Collected data entries:
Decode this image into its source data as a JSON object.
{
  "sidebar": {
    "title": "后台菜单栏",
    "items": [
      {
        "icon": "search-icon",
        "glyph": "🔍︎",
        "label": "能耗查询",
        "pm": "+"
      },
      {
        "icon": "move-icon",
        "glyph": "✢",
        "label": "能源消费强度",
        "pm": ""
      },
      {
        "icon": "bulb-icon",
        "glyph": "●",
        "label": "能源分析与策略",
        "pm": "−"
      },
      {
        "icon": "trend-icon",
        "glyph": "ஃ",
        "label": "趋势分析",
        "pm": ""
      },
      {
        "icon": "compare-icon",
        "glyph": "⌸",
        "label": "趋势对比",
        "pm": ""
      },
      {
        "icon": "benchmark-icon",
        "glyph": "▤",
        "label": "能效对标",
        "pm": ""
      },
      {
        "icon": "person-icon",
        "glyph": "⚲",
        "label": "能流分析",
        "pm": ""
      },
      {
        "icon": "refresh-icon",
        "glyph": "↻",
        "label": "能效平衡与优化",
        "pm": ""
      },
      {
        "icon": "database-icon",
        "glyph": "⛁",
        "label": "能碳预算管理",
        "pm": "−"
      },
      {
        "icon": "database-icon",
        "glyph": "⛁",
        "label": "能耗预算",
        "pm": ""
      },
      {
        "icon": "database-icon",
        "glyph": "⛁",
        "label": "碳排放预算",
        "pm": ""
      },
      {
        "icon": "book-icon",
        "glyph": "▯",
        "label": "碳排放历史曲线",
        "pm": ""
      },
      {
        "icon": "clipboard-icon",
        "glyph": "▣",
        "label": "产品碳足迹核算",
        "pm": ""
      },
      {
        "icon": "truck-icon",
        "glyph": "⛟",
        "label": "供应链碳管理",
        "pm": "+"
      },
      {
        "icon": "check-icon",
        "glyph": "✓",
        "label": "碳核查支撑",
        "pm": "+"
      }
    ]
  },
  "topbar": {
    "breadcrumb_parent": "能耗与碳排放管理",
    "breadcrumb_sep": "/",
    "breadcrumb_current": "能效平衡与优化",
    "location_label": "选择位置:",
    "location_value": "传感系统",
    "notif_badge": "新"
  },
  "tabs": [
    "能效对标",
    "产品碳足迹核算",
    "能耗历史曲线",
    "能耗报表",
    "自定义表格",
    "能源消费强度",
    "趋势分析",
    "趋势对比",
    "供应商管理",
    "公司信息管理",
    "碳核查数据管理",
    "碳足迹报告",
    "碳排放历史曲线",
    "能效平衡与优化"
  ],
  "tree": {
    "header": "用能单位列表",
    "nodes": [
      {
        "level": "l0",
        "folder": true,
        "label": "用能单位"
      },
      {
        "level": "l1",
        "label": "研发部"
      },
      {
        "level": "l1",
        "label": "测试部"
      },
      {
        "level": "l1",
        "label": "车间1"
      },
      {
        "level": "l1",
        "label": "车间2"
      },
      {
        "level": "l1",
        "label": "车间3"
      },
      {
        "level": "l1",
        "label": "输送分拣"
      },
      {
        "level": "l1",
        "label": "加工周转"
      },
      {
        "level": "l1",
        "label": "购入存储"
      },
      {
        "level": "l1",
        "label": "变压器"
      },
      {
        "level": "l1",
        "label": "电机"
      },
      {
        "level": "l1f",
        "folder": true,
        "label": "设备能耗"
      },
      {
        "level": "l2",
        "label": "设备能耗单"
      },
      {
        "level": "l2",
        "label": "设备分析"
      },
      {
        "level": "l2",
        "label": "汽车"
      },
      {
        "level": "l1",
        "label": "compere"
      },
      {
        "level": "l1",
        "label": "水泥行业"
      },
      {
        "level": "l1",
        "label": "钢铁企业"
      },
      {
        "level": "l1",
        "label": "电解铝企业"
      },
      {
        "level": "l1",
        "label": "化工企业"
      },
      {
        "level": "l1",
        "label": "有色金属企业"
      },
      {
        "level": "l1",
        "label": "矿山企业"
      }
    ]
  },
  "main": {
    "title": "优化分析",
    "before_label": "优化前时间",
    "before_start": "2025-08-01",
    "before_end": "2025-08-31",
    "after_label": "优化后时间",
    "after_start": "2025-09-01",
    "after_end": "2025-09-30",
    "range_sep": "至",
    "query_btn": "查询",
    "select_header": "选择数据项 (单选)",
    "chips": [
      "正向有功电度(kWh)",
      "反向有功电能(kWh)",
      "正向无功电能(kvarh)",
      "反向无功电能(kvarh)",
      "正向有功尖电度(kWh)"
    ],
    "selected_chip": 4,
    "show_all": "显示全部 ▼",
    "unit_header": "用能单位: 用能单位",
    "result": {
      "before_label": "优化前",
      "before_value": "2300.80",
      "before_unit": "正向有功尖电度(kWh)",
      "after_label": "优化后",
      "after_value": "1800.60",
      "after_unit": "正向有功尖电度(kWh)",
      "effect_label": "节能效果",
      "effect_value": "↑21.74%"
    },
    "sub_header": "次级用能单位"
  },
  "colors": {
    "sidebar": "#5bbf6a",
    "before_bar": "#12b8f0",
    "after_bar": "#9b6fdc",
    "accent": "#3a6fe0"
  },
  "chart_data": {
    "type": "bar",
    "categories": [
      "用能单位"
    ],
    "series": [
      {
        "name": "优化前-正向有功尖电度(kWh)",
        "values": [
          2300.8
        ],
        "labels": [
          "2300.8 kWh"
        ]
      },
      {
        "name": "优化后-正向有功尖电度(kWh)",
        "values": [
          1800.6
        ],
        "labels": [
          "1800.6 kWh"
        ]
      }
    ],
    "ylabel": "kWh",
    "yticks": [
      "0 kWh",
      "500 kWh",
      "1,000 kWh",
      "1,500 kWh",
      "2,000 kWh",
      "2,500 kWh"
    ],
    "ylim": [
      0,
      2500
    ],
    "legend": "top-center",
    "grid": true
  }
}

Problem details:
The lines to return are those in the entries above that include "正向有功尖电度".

Exercise answer:
      "正向有功尖电度(kWh)"
      "before_unit": "正向有功尖电度(kWh)",
      "after_unit": "正向有功尖电度(kWh)",
        "name": "优化前-正向有功尖电度(kWh)",
        "name": "优化后-正向有功尖电度(kWh)",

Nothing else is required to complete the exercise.